unanswered points, 27-17 - ball game. i'm darren haynes and that is a look at sports. >> and a good look. >> interesting stats for the world series. >> in australia - thousands gathered on the steps of the sydney opera house to celebrate the 40th anniversary, prince fredder rick and prince mary were on the steps. construction began on the opera house in 1958. overbudget and beset with disputes between officials and the architect it opened in 1973 with a performance of beethoven's ninth sim phoney. it is australia's famous beauty. >> it is our hope that the creative beauty of the opera house will ipp spire new generations and the times they live in. congratulations. >> following the concert the crowd was treated to a fireworks show to cap off the celebrations. a happy birthday to the sydney opera house. >> next we have the weather.

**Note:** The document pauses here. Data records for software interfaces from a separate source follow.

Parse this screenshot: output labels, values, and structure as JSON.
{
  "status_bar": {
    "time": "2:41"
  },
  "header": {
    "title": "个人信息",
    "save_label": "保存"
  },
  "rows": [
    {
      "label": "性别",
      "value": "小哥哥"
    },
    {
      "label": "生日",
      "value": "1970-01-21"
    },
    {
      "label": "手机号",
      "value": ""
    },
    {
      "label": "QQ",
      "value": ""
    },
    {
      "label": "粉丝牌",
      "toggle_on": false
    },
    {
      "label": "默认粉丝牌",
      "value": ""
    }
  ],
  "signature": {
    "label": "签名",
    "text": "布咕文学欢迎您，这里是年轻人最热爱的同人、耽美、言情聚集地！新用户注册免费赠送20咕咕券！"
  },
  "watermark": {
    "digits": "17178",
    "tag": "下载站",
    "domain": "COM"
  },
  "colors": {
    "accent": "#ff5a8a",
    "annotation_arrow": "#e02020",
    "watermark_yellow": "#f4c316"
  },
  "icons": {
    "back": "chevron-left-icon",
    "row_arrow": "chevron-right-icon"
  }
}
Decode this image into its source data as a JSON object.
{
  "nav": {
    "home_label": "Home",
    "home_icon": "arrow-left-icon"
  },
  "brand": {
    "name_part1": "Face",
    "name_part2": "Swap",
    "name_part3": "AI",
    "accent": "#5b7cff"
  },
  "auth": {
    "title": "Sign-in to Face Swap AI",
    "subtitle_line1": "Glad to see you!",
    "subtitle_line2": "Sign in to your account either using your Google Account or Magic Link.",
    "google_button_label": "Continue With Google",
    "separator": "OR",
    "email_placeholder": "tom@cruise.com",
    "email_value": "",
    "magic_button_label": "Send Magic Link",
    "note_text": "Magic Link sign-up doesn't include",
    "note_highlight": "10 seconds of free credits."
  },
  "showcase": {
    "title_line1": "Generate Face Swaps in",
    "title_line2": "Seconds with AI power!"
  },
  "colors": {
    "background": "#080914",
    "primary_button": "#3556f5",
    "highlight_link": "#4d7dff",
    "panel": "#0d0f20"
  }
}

many of us have been waiting for the first pictures of the snow and the pump klometres per hour. it came in germany, in fact, first, and this happened a couple of weeks ago in germany. the swiss alpossess, a lot of -- alps, a lot of pictures from tourists coming out, throwing snow in the air, celebrating the beginning of the season. some folks may see snow on the pumpkins. if you have carved it, it may
freeze if you are in northern canada or in places like northern montana. as you can see there's a storm moving in. it's a cold rain for most of washington and oregon. the added elevation of 4,000 feet - yes, it's snow, but snow tracking in overnight, heaviest coming down in the valleys, 4-8 inches. that will be western donald moncayo. you can see how mountain snow builds up, even in parts of south dakota. the advisories, and the warnings, have been issued. a big part of the storm is the wind. we'll have very strong winds gusting up to 50 miles per hour , farther south of the sierra nef ardas. tonight we have the winds in western washington, bellingham, over to the tricities. you'll have gusty winds causing blowing dust, and reducing visibility on the roadways. low temperatures will be

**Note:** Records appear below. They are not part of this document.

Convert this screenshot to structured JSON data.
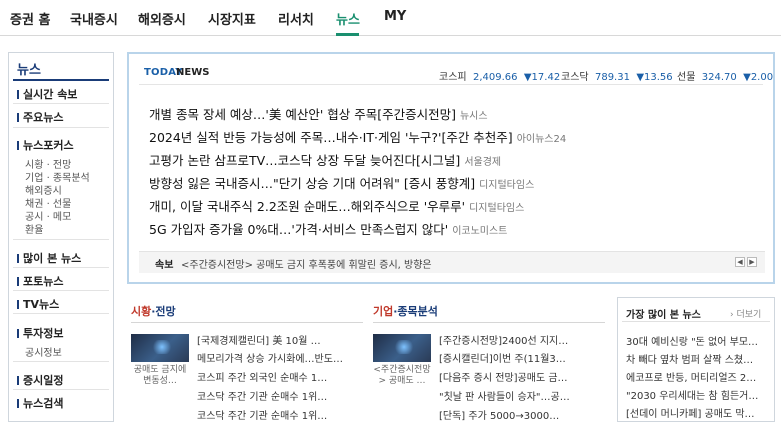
{
  "nav": {
    "items": [
      "증권 홈",
      "국내증시",
      "해외증시",
      "시장지표",
      "리서치",
      "뉴스",
      "MY"
    ],
    "active": "뉴스"
  },
  "sidebar": {
    "title": "뉴스",
    "sections": [
      {
        "label": "실시간 속보"
      },
      {
        "label": "주요뉴스"
      },
      {
        "label": "뉴스포커스",
        "subs": [
          "시황 · 전망",
          "기업 · 종목분석",
          "해외증시",
          "채권 · 선물",
          "공시 · 메모",
          "환율"
        ]
      },
      {
        "label": "많이 본 뉴스"
      },
      {
        "label": "포토뉴스"
      },
      {
        "label": "TV뉴스"
      },
      {
        "label": "투자정보",
        "subs": [
          "공시정보"
        ]
      },
      {
        "label": "증시일정"
      },
      {
        "label": "뉴스검색"
      }
    ]
  },
  "today": {
    "label_today": "TODAY",
    "label_news": "NEWS",
    "indices": [
      {
        "name": "코스피",
        "value": "2,409.66",
        "change": "▼17.42"
      },
      {
        "name": "코스닥",
        "value": "789.31",
        "change": "▼13.56"
      },
      {
        "name": "선물",
        "value": "324.70",
        "change": "▼2.00"
      }
    ],
    "headlines": [
      {
        "title": "개별 종목 장세 예상…'美 예산안' 협상 주목[주간증시전망]",
        "source": "뉴시스"
      },
      {
        "title": "2024년 실적 반등 가능성에 주목…내수·IT·게임 '누구?'[주간 추천주]",
        "source": "아이뉴스24"
      },
      {
        "title": "고평가 논란 삼프로TV…코스닥 상장 두달 늦어진다[시그널]",
        "source": "서울경제"
      },
      {
        "title": "방향성 잃은 국내증시…\"단기 상승 기대 어려워\" [증시 풍향계]",
        "source": "디지털타임스"
      },
      {
        "title": "개미, 이달 국내주식 2.2조원 순매도…해외주식으로 '우루루'",
        "source": "디지털타임스"
      },
      {
        "title": "5G 가입자 증가율 0%대…'가격·서비스 만족스럽지 않다'",
        "source": "이코노미스트"
      }
    ],
    "ticker_label": "속보",
    "ticker_text": "<주간증시전망> 공매도 금지 후폭풍에 휘말린 증시, 방향은",
    "prev_icon": "chevron-left-icon",
    "next_icon": "chevron-right-icon"
  },
  "market": {
    "title_red": "시황",
    "title_rest": "·전망",
    "thumb_caption": "공매도 금지에 변동성…",
    "items": [
      "[국제경제캘린더] 美 10월 …",
      "메모리가격 상승 가시화에…반도…",
      "코스피 주간 외국인 순매수 1…",
      "코스닥 주간 기관 순매수 1위…",
      "코스닥 주간 기관 순매수 1위…"
    ]
  },
  "company": {
    "title_red": "기업",
    "title_rest": "·종목분석",
    "thumb_caption": "<주간증시전망> 공매도 …",
    "items": [
      "[주간증시전망]2400선 지지…",
      "[증시캘린더]이번 주(11월3…",
      "[다음주 증시 전망]공매도 금…",
      "\"칫날 판 사람들이 승자\"…공…",
      "[단독] 주가 5000→3000…"
    ]
  },
  "popular": {
    "title": "가장 많이 본 뉴스",
    "more": "› 더보기",
    "items": [
      "30대 예비신랑 \"돈 없어 부모…",
      "차 빼다 옆차 범퍼 살짝 스쳤…",
      "에코프로 반등, 머티리얼즈 2…",
      "\"2030 우리세대는 참 힘든거…",
      "[선데이 머니카페] 공매도 막…"
    ]
  }
}
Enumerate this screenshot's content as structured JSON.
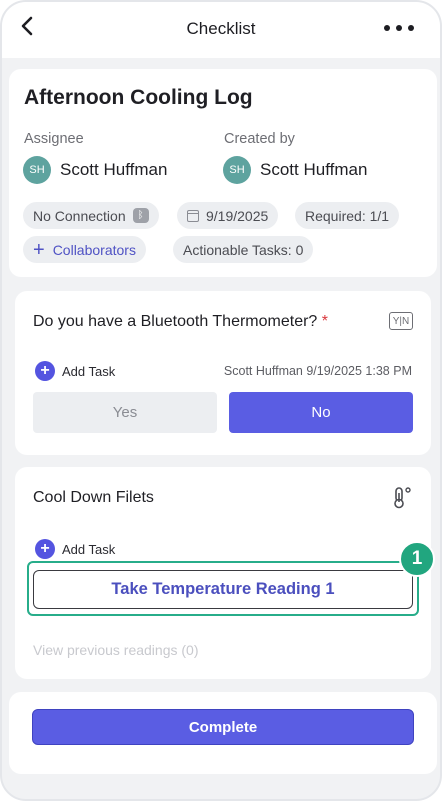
{
  "header": {
    "title": "Checklist",
    "back_icon": "chevron-left-icon",
    "more_icon": "ellipsis-horizontal-icon"
  },
  "log": {
    "title": "Afternoon Cooling Log",
    "assignee_label": "Assignee",
    "assignee_initials": "SH",
    "assignee_name": "Scott Huffman",
    "created_by_label": "Created by",
    "creator_initials": "SH",
    "creator_name": "Scott Huffman",
    "chips": {
      "connection": "No Connection",
      "date": "9/19/2025",
      "required": "Required: 1/1",
      "collaborators": "Collaborators",
      "actionable": "Actionable Tasks: 0"
    }
  },
  "question": {
    "text": "Do you have a Bluetooth Thermometer?",
    "required_mark": "*",
    "type_icon_text": "Y|N",
    "add_task_label": "Add Task",
    "meta": "Scott Huffman 9/19/2025 1:38 PM",
    "yes_label": "Yes",
    "no_label": "No",
    "selected": "No"
  },
  "task": {
    "name": "Cool Down Filets",
    "add_task_label": "Add Task",
    "reading_button": "Take Temperature Reading 1",
    "step_number": "1",
    "view_previous": "View previous readings (0)"
  },
  "footer": {
    "complete_label": "Complete"
  },
  "colors": {
    "accent": "#5a5de3",
    "highlight": "#27ad8a",
    "avatar": "#5ea39f",
    "required": "#d9373d"
  }
}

different, down to the freezing mark in many spots. high temperatures - parts of canada, rooej ina - 29. that's the high temperature. the cold air pushes to the south-west. it's where the winds will pick up through tomorrow. it will be monday late into tuesday that the cooler air makes its way further south. forecasts will go into the temperatures of 29 for minnesota, and 65 for houston - probably cool and chilly for houston. high temperatures different in mont r and the -- montana and the dakotas. the cold air working to the east coast. more details on how cool it will feel for a lot of us once the larger storm tracks down out of canada allowing cool air to come in.
this is al jazeera america. i'm jonathan betz with a look at the top stories. >> nsa denies reports that president obama was personally briefed on the surveillance much german chancellor angela merkel. a newspaper claimed that not only was the president told about the spying, he allowed it to continue. >> columbia's farc group released kevin scott sutay, an army marine. he was captured on june 20th. >> syria submitted a plan for getting rid of its chemical weapons arsenal three days before the deadline. it's part of the a strict and ambitious timeline aiming to eliminate the stockpile by